BEGIN

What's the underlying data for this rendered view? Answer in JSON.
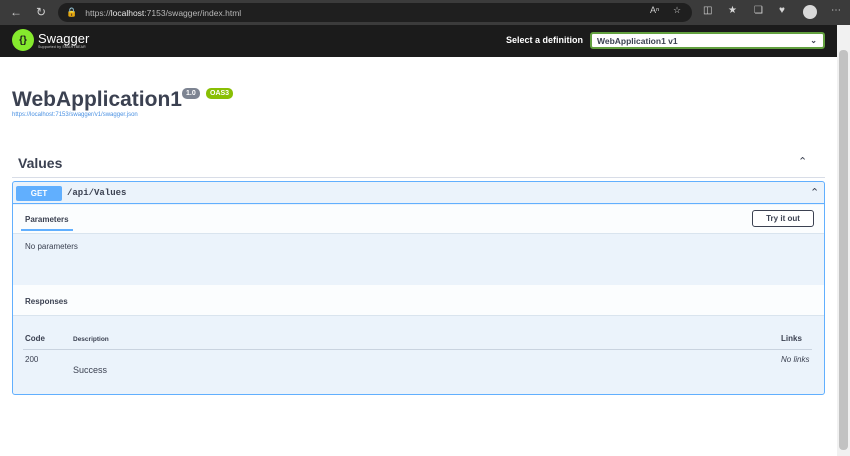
{
  "browser": {
    "url_prefix": "https://",
    "url_host": "localhost",
    "url_rest": ":7153/swagger/index.html"
  },
  "topbar": {
    "logo_title": "Swagger",
    "logo_subtitle": "Supported by SMARTBEAR",
    "definition_label": "Select a definition",
    "definition_value": "WebApplication1 v1"
  },
  "info": {
    "title": "WebApplication1",
    "version": "1.0",
    "oas": "OAS3",
    "spec_url": "https://localhost:7153/swagger/v1/swagger.json"
  },
  "tag": {
    "name": "Values"
  },
  "operation": {
    "method": "GET",
    "path": "/api/Values",
    "parameters_tab": "Parameters",
    "try_button": "Try it out",
    "no_parameters": "No parameters",
    "responses_title": "Responses",
    "columns": {
      "code": "Code",
      "description": "Description",
      "links": "Links"
    },
    "responses": [
      {
        "code": "200",
        "description": "Success",
        "links": "No links"
      }
    ]
  },
  "colors": {
    "get_blue": "#61affe",
    "swagger_green": "#85ea2d",
    "oas_green": "#89bf04",
    "topbar_bg": "#1b1b1b"
  }
}
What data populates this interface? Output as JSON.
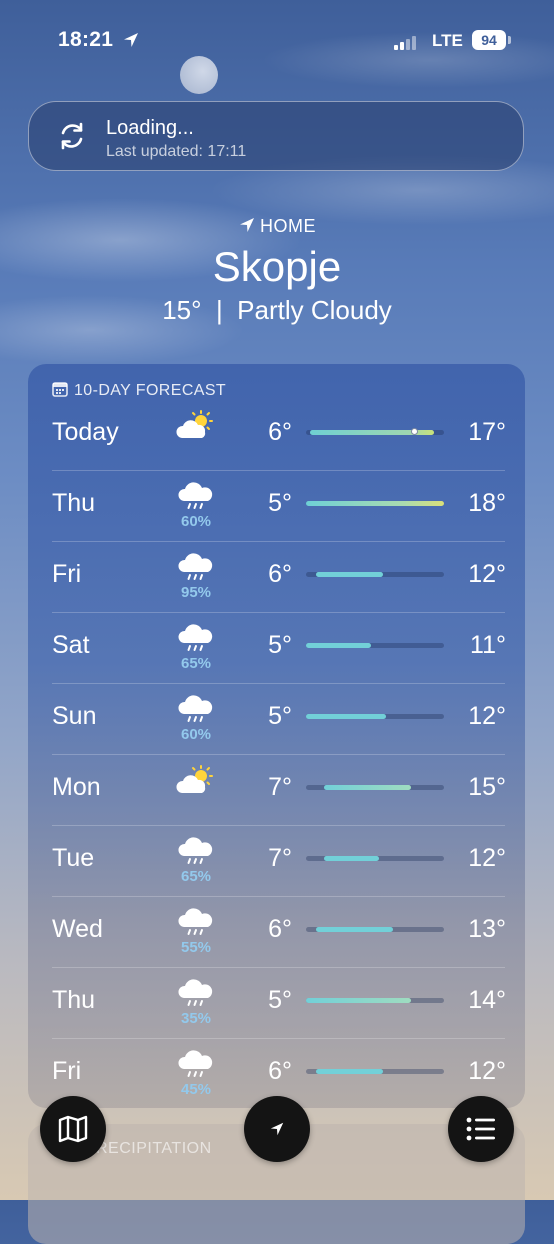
{
  "status_bar": {
    "time": "18:21",
    "network": "LTE",
    "battery": "94"
  },
  "banner": {
    "title": "Loading...",
    "subtitle": "Last updated: 17:11"
  },
  "location": {
    "label": "HOME",
    "city": "Skopje",
    "summary": "15°  |  Partly Cloudy"
  },
  "forecast": {
    "header": "10-DAY FORECAST",
    "days": [
      {
        "day": "Today",
        "icon": "partly-cloudy-sun-icon",
        "precip": "",
        "low": "6°",
        "high": "17°",
        "bar_start": 0.03,
        "bar_end": 0.93,
        "current_pos": 0.78,
        "bar_color": "linear-gradient(90deg,#6fd0d2,#9fd6b0 80%,#c9e27a)"
      },
      {
        "day": "Thu",
        "icon": "rain-cloud-icon",
        "precip": "60%",
        "low": "5°",
        "high": "18°",
        "bar_start": 0.0,
        "bar_end": 1.0,
        "current_pos": null,
        "bar_color": "linear-gradient(90deg,#6ed0d6,#a9dbb0 70%,#d9e07a)"
      },
      {
        "day": "Fri",
        "icon": "rain-cloud-icon",
        "precip": "95%",
        "low": "6°",
        "high": "12°",
        "bar_start": 0.07,
        "bar_end": 0.56,
        "current_pos": null,
        "bar_color": "#72d0d8"
      },
      {
        "day": "Sat",
        "icon": "rain-cloud-icon",
        "precip": "65%",
        "low": "5°",
        "high": "11°",
        "bar_start": 0.0,
        "bar_end": 0.47,
        "current_pos": null,
        "bar_color": "#72d0d8"
      },
      {
        "day": "Sun",
        "icon": "rain-cloud-icon",
        "precip": "60%",
        "low": "5°",
        "high": "12°",
        "bar_start": 0.0,
        "bar_end": 0.58,
        "current_pos": null,
        "bar_color": "#72d0d8"
      },
      {
        "day": "Mon",
        "icon": "partly-cloudy-sun-icon",
        "precip": "",
        "low": "7°",
        "high": "15°",
        "bar_start": 0.13,
        "bar_end": 0.76,
        "current_pos": null,
        "bar_color": "linear-gradient(90deg,#72d0d8,#9fdcc0)"
      },
      {
        "day": "Tue",
        "icon": "rain-cloud-icon",
        "precip": "65%",
        "low": "7°",
        "high": "12°",
        "bar_start": 0.13,
        "bar_end": 0.53,
        "current_pos": null,
        "bar_color": "#72d0d8"
      },
      {
        "day": "Wed",
        "icon": "rain-cloud-icon",
        "precip": "55%",
        "low": "6°",
        "high": "13°",
        "bar_start": 0.07,
        "bar_end": 0.63,
        "current_pos": null,
        "bar_color": "#72d0d8"
      },
      {
        "day": "Thu",
        "icon": "rain-cloud-icon",
        "precip": "35%",
        "low": "5°",
        "high": "14°",
        "bar_start": 0.0,
        "bar_end": 0.76,
        "current_pos": null,
        "bar_color": "linear-gradient(90deg,#72d0d8,#9fdcc0)"
      },
      {
        "day": "Fri",
        "icon": "rain-cloud-icon",
        "precip": "45%",
        "low": "6°",
        "high": "12°",
        "bar_start": 0.07,
        "bar_end": 0.56,
        "current_pos": null,
        "bar_color": "#72d0d8"
      }
    ]
  },
  "next_section": {
    "label": "RECIPITATION"
  },
  "buttons": {
    "map": "map-icon",
    "location": "location-arrow-icon",
    "list": "list-icon"
  }
}
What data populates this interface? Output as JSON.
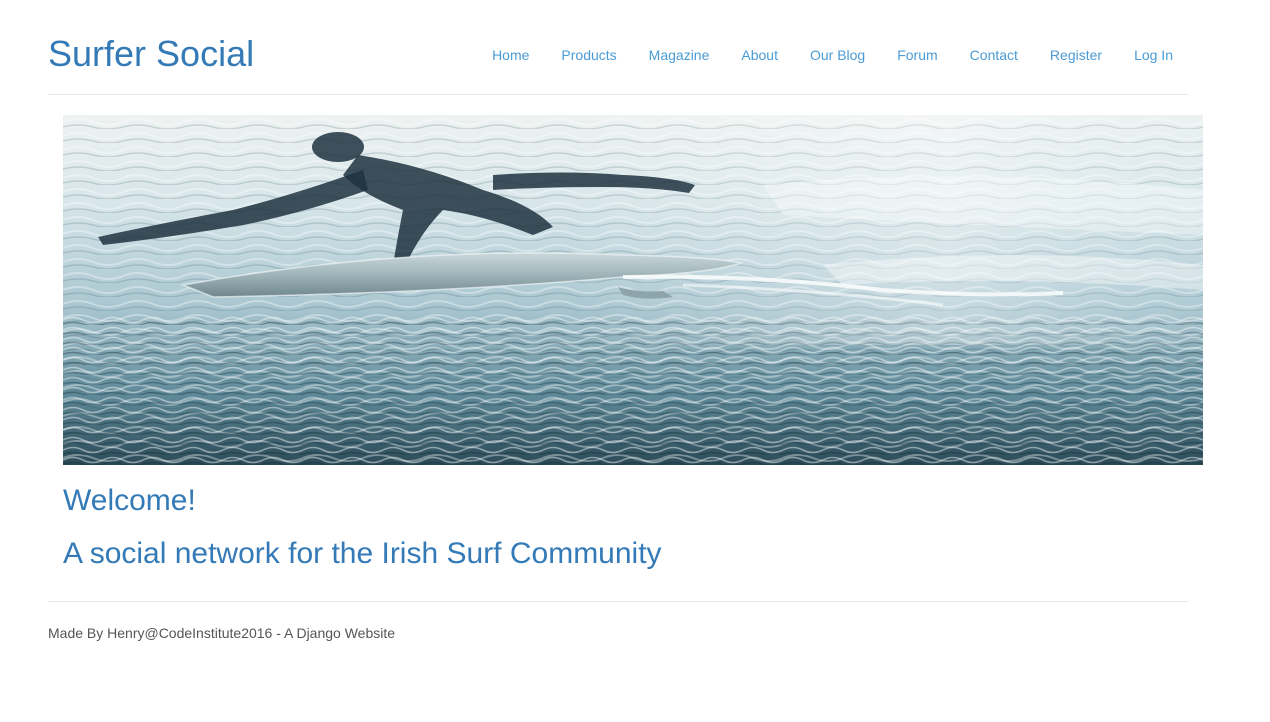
{
  "brand": {
    "title": "Surfer Social"
  },
  "nav": {
    "items": [
      {
        "label": "Home"
      },
      {
        "label": "Products"
      },
      {
        "label": "Magazine"
      },
      {
        "label": "About"
      },
      {
        "label": "Our Blog"
      },
      {
        "label": "Forum"
      },
      {
        "label": "Contact"
      },
      {
        "label": "Register"
      },
      {
        "label": "Log In"
      }
    ]
  },
  "hero": {
    "image_description": "surfer-paddling-underwater-view"
  },
  "main": {
    "welcome": "Welcome!",
    "tagline": "A social network for the Irish Surf Community"
  },
  "footer": {
    "credit": "Made By Henry@CodeInstitute2016 - A Django Website"
  },
  "colors": {
    "brand": "#337ab7",
    "nav_link": "#4a9bd6",
    "divider": "#e6e6e6",
    "footer_text": "#555555"
  }
}
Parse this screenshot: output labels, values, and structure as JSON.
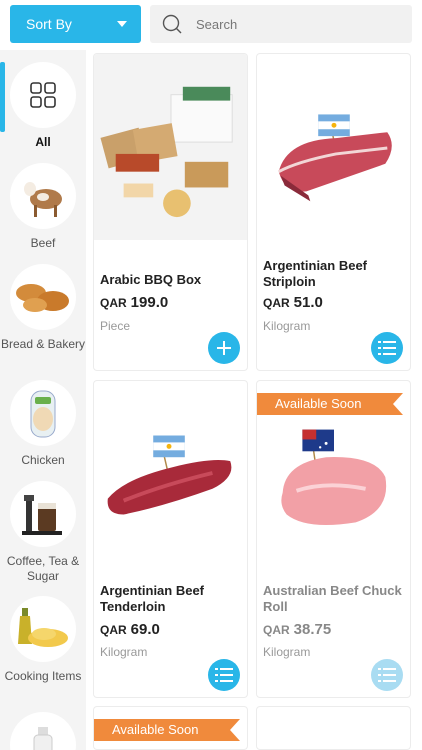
{
  "header": {
    "sort_label": "Sort By",
    "search_placeholder": "Search"
  },
  "sidebar": {
    "items": [
      {
        "label": "All",
        "icon": "grid-icon",
        "active": true
      },
      {
        "label": "Beef",
        "icon": "cow-icon"
      },
      {
        "label": "Bread & Bakery",
        "icon": "bread-icon"
      },
      {
        "label": "Chicken",
        "icon": "chicken-icon"
      },
      {
        "label": "Coffee, Tea & Sugar",
        "icon": "coffee-icon"
      },
      {
        "label": "Cooking Items",
        "icon": "oil-pasta-icon"
      }
    ]
  },
  "products": [
    {
      "name": "Arabic BBQ Box",
      "currency": "QAR",
      "price": "199.0",
      "unit": "Piece",
      "action": "add"
    },
    {
      "name": "Argentinian Beef Striploin",
      "currency": "QAR",
      "price": "51.0",
      "unit": "Kilogram",
      "action": "options"
    },
    {
      "name": "Argentinian Beef Tenderloin",
      "currency": "QAR",
      "price": "69.0",
      "unit": "Kilogram",
      "action": "options"
    },
    {
      "name": "Australian Beef Chuck Roll",
      "currency": "QAR",
      "price": "38.75",
      "unit": "Kilogram",
      "action": "options",
      "badge": "Available Soon"
    },
    {
      "badge": "Available Soon"
    }
  ],
  "colors": {
    "accent": "#29b6e8",
    "badge": "#f08a3c"
  }
}
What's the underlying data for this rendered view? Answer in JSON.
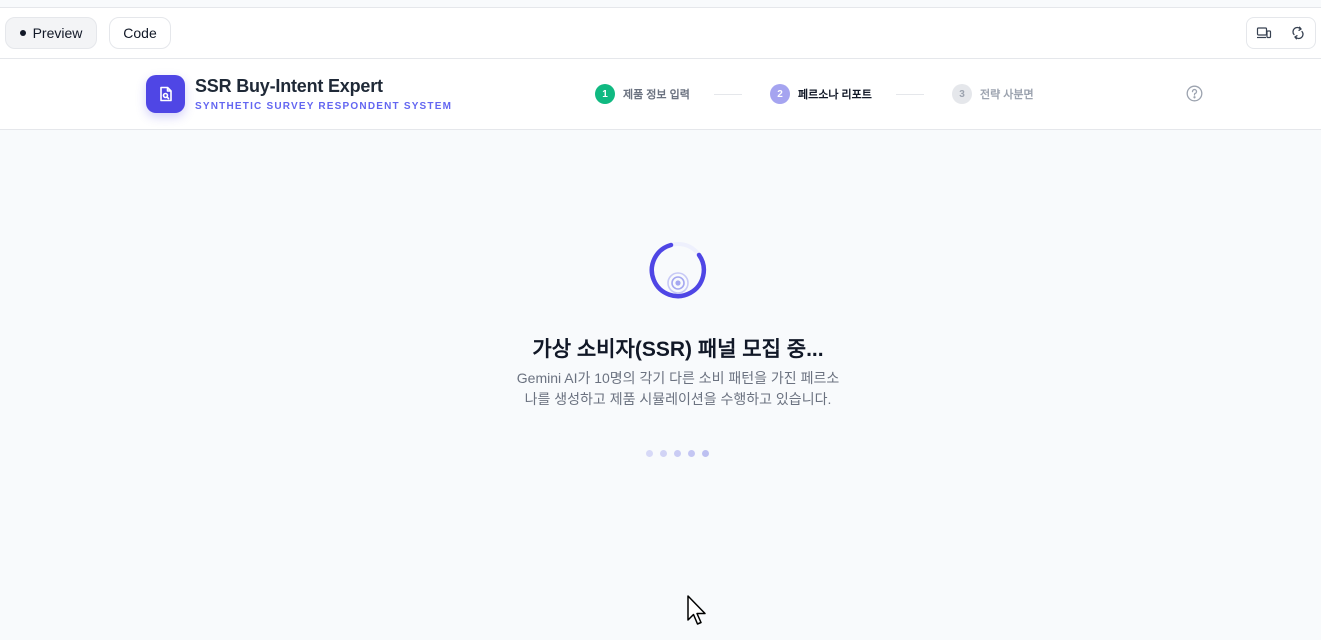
{
  "toolbar": {
    "preview_label": "Preview",
    "code_label": "Code",
    "icons": [
      "devices-icon",
      "refresh-icon"
    ]
  },
  "header": {
    "logo_icon": "document-search-icon",
    "title": "SSR Buy-Intent Expert",
    "subtitle": "SYNTHETIC SURVEY RESPONDENT SYSTEM",
    "help_icon": "help-circle-icon",
    "steps": [
      {
        "number": "1",
        "label": "제품 정보 입력",
        "status": "completed"
      },
      {
        "number": "2",
        "label": "페르소나 리포트",
        "status": "active"
      },
      {
        "number": "3",
        "label": "전략 사분면",
        "status": "upcoming"
      }
    ]
  },
  "loading": {
    "heading": "가상 소비자(SSR) 패널 모집 중...",
    "description_line1": "Gemini AI가 10명의 각기 다른 소비 패턴을 가진 페르소",
    "description_line2": "나를 생성하고 제품 시뮬레이션을 수행하고 있습니다.",
    "dot_colors": [
      "#d7d9f7",
      "#d1d3f5",
      "#caccf4",
      "#c4c6f3",
      "#bdc0f1"
    ]
  },
  "colors": {
    "accent": "#4f46e5",
    "completed": "#10b981",
    "active_step": "#a5a4f0"
  }
}
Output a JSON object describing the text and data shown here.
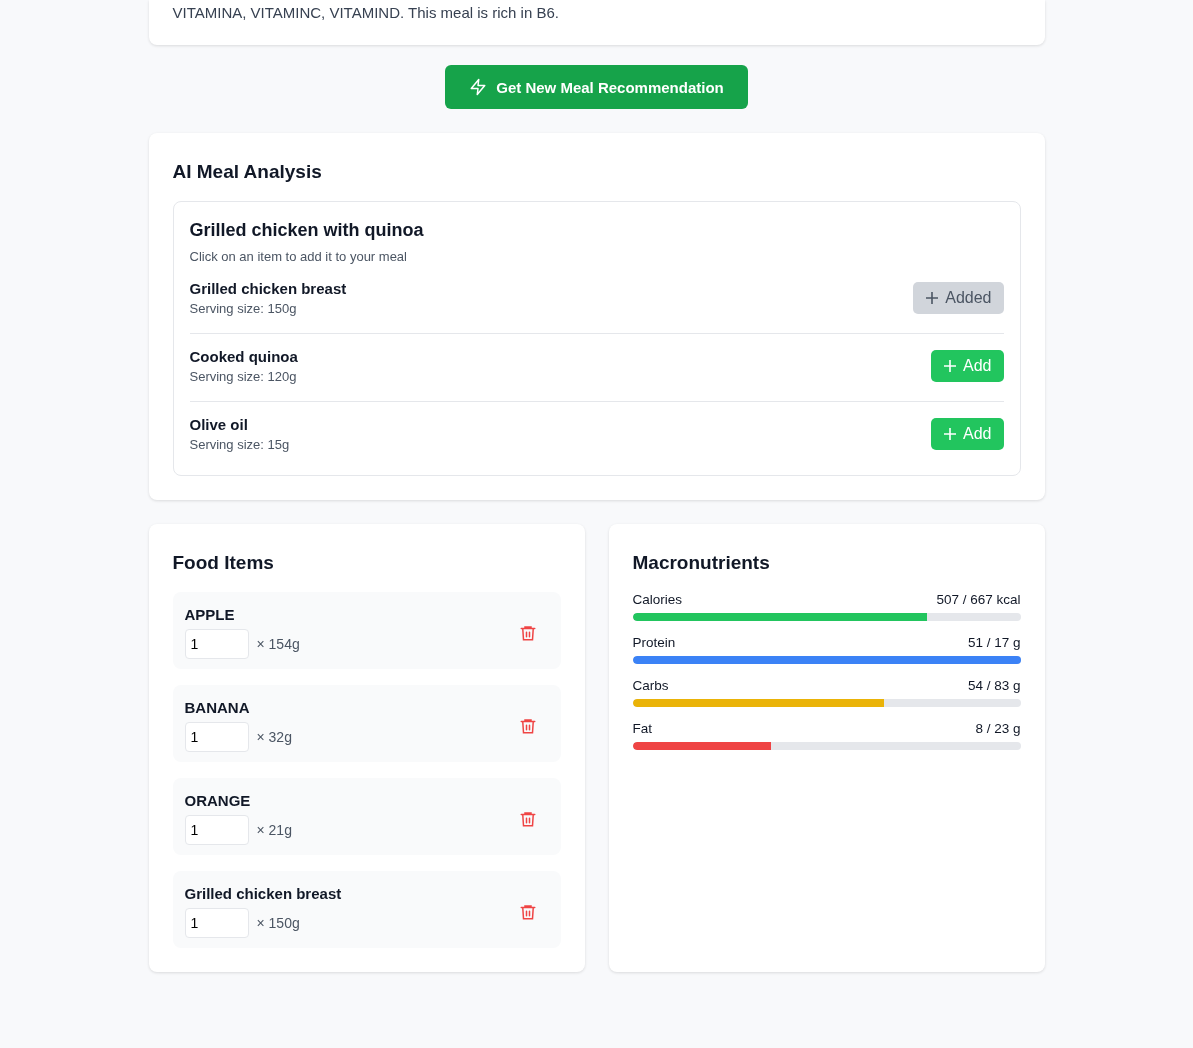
{
  "summary_card": {
    "text": "VITAMINA, VITAMINC, VITAMIND. This meal is rich in B6."
  },
  "recommend_button": {
    "label": "Get New Meal Recommendation"
  },
  "analysis": {
    "title": "AI Meal Analysis",
    "meal_name": "Grilled chicken with quinoa",
    "hint": "Click on an item to add it to your meal",
    "items": [
      {
        "name": "Grilled chicken breast",
        "serving": "Serving size: 150g",
        "button": "Added",
        "added": true
      },
      {
        "name": "Cooked quinoa",
        "serving": "Serving size: 120g",
        "button": "Add",
        "added": false
      },
      {
        "name": "Olive oil",
        "serving": "Serving size: 15g",
        "button": "Add",
        "added": false
      }
    ]
  },
  "food_items": {
    "title": "Food Items",
    "items": [
      {
        "name": "APPLE",
        "quantity": "1",
        "weight": "× 154g"
      },
      {
        "name": "BANANA",
        "quantity": "1",
        "weight": "× 32g"
      },
      {
        "name": "ORANGE",
        "quantity": "1",
        "weight": "× 21g"
      },
      {
        "name": "Grilled chicken breast",
        "quantity": "1",
        "weight": "× 150g"
      }
    ]
  },
  "macronutrients": {
    "title": "Macronutrients",
    "items": [
      {
        "label": "Calories",
        "reading": "507 / 667 kcal",
        "level": 0.76,
        "color": "#22c55e"
      },
      {
        "label": "Protein",
        "reading": "51 / 17 g",
        "level": 1,
        "color": "#3b82f6"
      },
      {
        "label": "Carbs",
        "reading": "54 / 83 g",
        "level": 0.647,
        "color": "#eab308"
      },
      {
        "label": "Fat",
        "reading": "8 / 23 g",
        "level": 0.358,
        "color": "#ef4444"
      }
    ]
  }
}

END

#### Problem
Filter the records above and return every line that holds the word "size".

#### Exercise result
        "serving": "Serving size: 150g",
        "serving": "Serving size: 120g",
        "serving": "Serving size: 15g",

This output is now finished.